- [Work instructions] Repeat each entry verbatim.

- [Entries supplied]
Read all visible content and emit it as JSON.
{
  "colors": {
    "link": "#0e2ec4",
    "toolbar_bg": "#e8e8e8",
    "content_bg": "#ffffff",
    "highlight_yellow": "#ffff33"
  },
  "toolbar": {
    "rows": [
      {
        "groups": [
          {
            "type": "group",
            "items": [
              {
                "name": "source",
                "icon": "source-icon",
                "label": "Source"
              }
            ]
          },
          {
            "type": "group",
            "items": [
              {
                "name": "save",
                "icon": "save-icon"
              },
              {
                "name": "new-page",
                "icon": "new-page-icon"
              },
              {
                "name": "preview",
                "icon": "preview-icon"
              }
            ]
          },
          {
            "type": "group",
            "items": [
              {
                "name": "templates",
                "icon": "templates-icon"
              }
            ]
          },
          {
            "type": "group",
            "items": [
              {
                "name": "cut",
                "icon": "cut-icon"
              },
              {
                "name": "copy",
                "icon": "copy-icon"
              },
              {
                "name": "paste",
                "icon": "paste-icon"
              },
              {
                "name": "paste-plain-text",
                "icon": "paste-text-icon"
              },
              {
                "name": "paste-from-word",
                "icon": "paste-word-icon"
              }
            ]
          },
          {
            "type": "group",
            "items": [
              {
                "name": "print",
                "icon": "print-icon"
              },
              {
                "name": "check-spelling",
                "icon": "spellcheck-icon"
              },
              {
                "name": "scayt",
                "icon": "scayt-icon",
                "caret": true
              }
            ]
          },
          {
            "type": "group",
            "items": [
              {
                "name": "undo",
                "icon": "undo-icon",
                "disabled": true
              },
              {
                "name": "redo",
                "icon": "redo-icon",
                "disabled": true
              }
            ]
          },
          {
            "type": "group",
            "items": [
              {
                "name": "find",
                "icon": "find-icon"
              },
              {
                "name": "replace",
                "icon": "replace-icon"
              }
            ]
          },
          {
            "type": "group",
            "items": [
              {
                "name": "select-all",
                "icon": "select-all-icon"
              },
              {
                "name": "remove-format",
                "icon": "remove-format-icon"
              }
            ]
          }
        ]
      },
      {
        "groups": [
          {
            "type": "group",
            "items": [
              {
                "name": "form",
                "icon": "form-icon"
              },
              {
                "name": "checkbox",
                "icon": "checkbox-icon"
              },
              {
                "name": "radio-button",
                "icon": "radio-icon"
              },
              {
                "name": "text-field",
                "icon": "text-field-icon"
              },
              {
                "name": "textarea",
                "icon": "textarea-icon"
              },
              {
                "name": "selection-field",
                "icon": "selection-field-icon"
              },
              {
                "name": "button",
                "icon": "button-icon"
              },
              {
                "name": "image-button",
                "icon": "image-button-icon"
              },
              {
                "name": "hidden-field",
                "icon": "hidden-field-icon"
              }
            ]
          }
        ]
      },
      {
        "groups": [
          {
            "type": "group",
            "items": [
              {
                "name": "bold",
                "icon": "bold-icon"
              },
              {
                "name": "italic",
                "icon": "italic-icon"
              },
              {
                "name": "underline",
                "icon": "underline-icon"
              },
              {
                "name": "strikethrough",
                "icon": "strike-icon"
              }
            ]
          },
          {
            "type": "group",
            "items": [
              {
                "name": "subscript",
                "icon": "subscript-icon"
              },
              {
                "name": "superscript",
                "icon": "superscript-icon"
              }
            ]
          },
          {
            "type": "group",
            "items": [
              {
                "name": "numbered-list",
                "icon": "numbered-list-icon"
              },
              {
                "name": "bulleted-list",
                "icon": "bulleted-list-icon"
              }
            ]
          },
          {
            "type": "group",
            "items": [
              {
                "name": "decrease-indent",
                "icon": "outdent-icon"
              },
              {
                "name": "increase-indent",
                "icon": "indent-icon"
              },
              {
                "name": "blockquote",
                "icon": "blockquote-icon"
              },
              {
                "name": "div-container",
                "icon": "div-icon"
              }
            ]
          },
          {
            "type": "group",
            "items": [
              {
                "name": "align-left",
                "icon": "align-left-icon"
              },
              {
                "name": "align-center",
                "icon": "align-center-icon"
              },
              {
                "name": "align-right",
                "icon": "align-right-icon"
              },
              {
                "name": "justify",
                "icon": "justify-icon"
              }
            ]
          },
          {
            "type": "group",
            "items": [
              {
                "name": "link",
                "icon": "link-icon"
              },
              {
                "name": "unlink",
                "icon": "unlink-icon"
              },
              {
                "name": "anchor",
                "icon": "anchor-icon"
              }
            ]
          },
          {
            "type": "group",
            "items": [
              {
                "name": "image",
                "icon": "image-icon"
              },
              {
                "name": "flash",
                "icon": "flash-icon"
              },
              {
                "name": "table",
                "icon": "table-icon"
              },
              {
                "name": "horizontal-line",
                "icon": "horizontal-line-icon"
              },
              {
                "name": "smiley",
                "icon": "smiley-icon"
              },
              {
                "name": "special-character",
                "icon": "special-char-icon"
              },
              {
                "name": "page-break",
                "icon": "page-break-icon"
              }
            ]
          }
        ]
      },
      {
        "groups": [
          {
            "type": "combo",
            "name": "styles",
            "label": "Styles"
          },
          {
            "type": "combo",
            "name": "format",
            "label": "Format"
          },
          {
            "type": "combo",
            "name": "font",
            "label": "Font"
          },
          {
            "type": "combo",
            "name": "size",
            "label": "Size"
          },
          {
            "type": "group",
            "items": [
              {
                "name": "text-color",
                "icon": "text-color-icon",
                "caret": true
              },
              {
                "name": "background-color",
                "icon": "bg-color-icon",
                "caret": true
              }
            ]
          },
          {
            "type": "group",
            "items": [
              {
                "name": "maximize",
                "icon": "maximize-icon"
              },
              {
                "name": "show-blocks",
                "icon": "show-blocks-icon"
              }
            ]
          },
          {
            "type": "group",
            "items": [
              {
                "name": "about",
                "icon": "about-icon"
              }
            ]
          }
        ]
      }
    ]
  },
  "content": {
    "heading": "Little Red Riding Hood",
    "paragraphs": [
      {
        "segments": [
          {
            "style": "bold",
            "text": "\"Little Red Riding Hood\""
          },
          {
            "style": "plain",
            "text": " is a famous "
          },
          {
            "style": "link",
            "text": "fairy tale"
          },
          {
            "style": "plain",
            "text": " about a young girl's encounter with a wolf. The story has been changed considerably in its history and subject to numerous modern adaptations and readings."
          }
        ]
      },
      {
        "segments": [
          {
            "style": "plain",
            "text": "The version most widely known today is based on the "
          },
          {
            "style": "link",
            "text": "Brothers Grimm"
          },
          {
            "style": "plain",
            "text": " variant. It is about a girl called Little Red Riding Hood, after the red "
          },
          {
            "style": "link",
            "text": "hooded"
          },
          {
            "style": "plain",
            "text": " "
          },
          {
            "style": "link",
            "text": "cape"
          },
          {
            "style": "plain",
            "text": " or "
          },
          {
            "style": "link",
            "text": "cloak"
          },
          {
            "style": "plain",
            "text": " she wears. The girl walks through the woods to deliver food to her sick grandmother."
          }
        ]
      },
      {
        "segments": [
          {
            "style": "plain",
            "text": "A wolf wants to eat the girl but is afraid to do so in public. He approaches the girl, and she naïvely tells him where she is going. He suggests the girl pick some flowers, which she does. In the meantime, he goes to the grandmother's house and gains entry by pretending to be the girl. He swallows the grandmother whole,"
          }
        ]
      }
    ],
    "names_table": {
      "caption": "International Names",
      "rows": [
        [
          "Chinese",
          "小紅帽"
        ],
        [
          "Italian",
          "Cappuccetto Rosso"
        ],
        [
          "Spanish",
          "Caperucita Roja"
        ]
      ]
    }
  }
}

- [Expected output]
Read all visible content and emit it as JSON.
{
  "colors": {
    "link": "#0e2ec4",
    "toolbar_bg": "#e8e8e8",
    "content_bg": "#ffffff",
    "highlight_yellow": "#ffff33"
  },
  "toolbar": {
    "rows": [
      {
        "groups": [
          {
            "type": "group",
            "items": [
              {
                "name": "source",
                "icon": "source-icon",
                "label": "Source"
              }
            ]
          },
          {
            "type": "group",
            "items": [
              {
                "name": "save",
                "icon": "save-icon"
              },
              {
                "name": "new-page",
                "icon": "new-page-icon"
              },
              {
                "name": "preview",
                "icon": "preview-icon"
              }
            ]
          },
          {
            "type": "group",
            "items": [
              {
                "name": "templates",
                "icon": "templates-icon"
              }
            ]
          },
          {
            "type": "group",
            "items": [
              {
                "name": "cut",
                "icon": "cut-icon"
              },
              {
                "name": "copy",
                "icon": "copy-icon"
              },
              {
                "name": "paste",
                "icon": "paste-icon"
              },
              {
                "name": "paste-plain-text",
                "icon": "paste-text-icon"
              },
              {
                "name": "paste-from-word",
                "icon": "paste-word-icon"
              }
            ]
          },
          {
            "type": "group",
            "items": [
              {
                "name": "print",
                "icon": "print-icon"
              },
              {
                "name": "check-spelling",
                "icon": "spellcheck-icon"
              },
              {
                "name": "scayt",
                "icon": "scayt-icon",
                "caret": true
              }
            ]
          },
          {
            "type": "group",
            "items": [
              {
                "name": "undo",
                "icon": "undo-icon",
                "disabled": true
              },
              {
                "name": "redo",
                "icon": "redo-icon",
                "disabled": true
              }
            ]
          },
          {
            "type": "group",
            "items": [
              {
                "name": "find",
                "icon": "find-icon"
              },
              {
                "name": "replace",
                "icon": "replace-icon"
              }
            ]
          },
          {
            "type": "group",
            "items": [
              {
                "name": "select-all",
                "icon": "select-all-icon"
              },
              {
                "name": "remove-format",
                "icon": "remove-format-icon"
              }
            ]
          }
        ]
      },
      {
        "groups": [
          {
            "type": "group",
            "items": [
              {
                "name": "form",
                "icon": "form-icon"
              },
              {
                "name": "checkbox",
                "icon": "checkbox-icon"
              },
              {
                "name": "radio-button",
                "icon": "radio-icon"
              },
              {
                "name": "text-field",
                "icon": "text-field-icon"
              },
              {
                "name": "textarea",
                "icon": "textarea-icon"
              },
              {
                "name": "selection-field",
                "icon": "selection-field-icon"
              },
              {
                "name": "button",
                "icon": "button-icon"
              },
              {
                "name": "image-button",
                "icon": "image-button-icon"
              },
              {
                "name": "hidden-field",
                "icon": "hidden-field-icon"
              }
            ]
          }
        ]
      },
      {
        "groups": [
          {
            "type": "group",
            "items": [
              {
                "name": "bold",
                "icon": "bold-icon"
              },
              {
                "name": "italic",
                "icon": "italic-icon"
              },
              {
                "name": "underline",
                "icon": "underline-icon"
              },
              {
                "name": "strikethrough",
                "icon": "strike-icon"
              }
            ]
          },
          {
            "type": "group",
            "items": [
              {
                "name": "subscript",
                "icon": "subscript-icon"
              },
              {
                "name": "superscript",
                "icon": "superscript-icon"
              }
            ]
          },
          {
            "type": "group",
            "items": [
              {
                "name": "numbered-list",
                "icon": "numbered-list-icon"
              },
              {
                "name": "bulleted-list",
                "icon": "bulleted-list-icon"
              }
            ]
          },
          {
            "type": "group",
            "items": [
              {
                "name": "decrease-indent",
                "icon": "outdent-icon"
              },
              {
                "name": "increase-indent",
                "icon": "indent-icon"
              },
              {
                "name": "blockquote",
                "icon": "blockquote-icon"
              },
              {
                "name": "div-container",
                "icon": "div-icon"
              }
            ]
          },
          {
            "type": "group",
            "items": [
              {
                "name": "align-left",
                "icon": "align-left-icon"
              },
              {
                "name": "align-center",
                "icon": "align-center-icon"
              },
              {
                "name": "align-right",
                "icon": "align-right-icon"
              },
              {
                "name": "justify",
                "icon": "justify-icon"
              }
            ]
          },
          {
            "type": "group",
            "items": [
              {
                "name": "link",
                "icon": "link-icon"
              },
              {
                "name": "unlink",
                "icon": "unlink-icon"
              },
              {
                "name": "anchor",
                "icon": "anchor-icon"
              }
            ]
          },
          {
            "type": "group",
            "items": [
              {
                "name": "image",
                "icon": "image-icon"
              },
              {
                "name": "flash",
                "icon": "flash-icon"
              },
              {
                "name": "table",
                "icon": "table-icon"
              },
              {
                "name": "horizontal-line",
                "icon": "horizontal-line-icon"
              },
              {
                "name": "smiley",
                "icon": "smiley-icon"
              },
              {
                "name": "special-character",
                "icon": "special-char-icon"
              },
              {
                "name": "page-break",
                "icon": "page-break-icon"
              }
            ]
          }
        ]
      },
      {
        "groups": [
          {
            "type": "combo",
            "name": "styles",
            "label": "Styles"
          },
          {
            "type": "combo",
            "name": "format",
            "label": "Format"
          },
          {
            "type": "combo",
            "name": "font",
            "label": "Font"
          },
          {
            "type": "combo",
            "name": "size",
            "label": "Size"
          },
          {
            "type": "group",
            "items": [
              {
                "name": "text-color",
                "icon": "text-color-icon",
                "caret": true
              },
              {
                "name": "background-color",
                "icon": "bg-color-icon",
                "caret": true
              }
            ]
          },
          {
            "type": "group",
            "items": [
              {
                "name": "maximize",
                "icon": "maximize-icon"
              },
              {
                "name": "show-blocks",
                "icon": "show-blocks-icon"
              }
            ]
          },
          {
            "type": "group",
            "items": [
              {
                "name": "about",
                "icon": "about-icon"
              }
            ]
          }
        ]
      }
    ]
  },
  "content": {
    "heading": "Little Red Riding Hood",
    "paragraphs": [
      {
        "segments": [
          {
            "style": "bold",
            "text": "\"Little Red Riding Hood\""
          },
          {
            "style": "plain",
            "text": " is a famous "
          },
          {
            "style": "link",
            "text": "fairy tale"
          },
          {
            "style": "plain",
            "text": " about a young girl's encounter with a wolf. The story has been changed considerably in its history and subject to numerous modern adaptations and readings."
          }
        ]
      },
      {
        "segments": [
          {
            "style": "plain",
            "text": "The version most widely known today is based on the "
          },
          {
            "style": "link",
            "text": "Brothers Grimm"
          },
          {
            "style": "plain",
            "text": " variant. It is about a girl called Little Red Riding Hood, after the red "
          },
          {
            "style": "link",
            "text": "hooded"
          },
          {
            "style": "plain",
            "text": " "
          },
          {
            "style": "link",
            "text": "cape"
          },
          {
            "style": "plain",
            "text": " or "
          },
          {
            "style": "link",
            "text": "cloak"
          },
          {
            "style": "plain",
            "text": " she wears. The girl walks through the woods to deliver food to her sick grandmother."
          }
        ]
      },
      {
        "segments": [
          {
            "style": "plain",
            "text": "A wolf wants to eat the girl but is afraid to do so in public. He approaches the girl, and she naïvely tells him where she is going. He suggests the girl pick some flowers, which she does. In the meantime, he goes to the grandmother's house and gains entry by pretending to be the girl. He swallows the grandmother whole,"
          }
        ]
      }
    ],
    "names_table": {
      "caption": "International Names",
      "rows": [
        [
          "Chinese",
          "小紅帽"
        ],
        [
          "Italian",
          "Cappuccetto Rosso"
        ],
        [
          "Spanish",
          "Caperucita Roja"
        ]
      ]
    }
  }
}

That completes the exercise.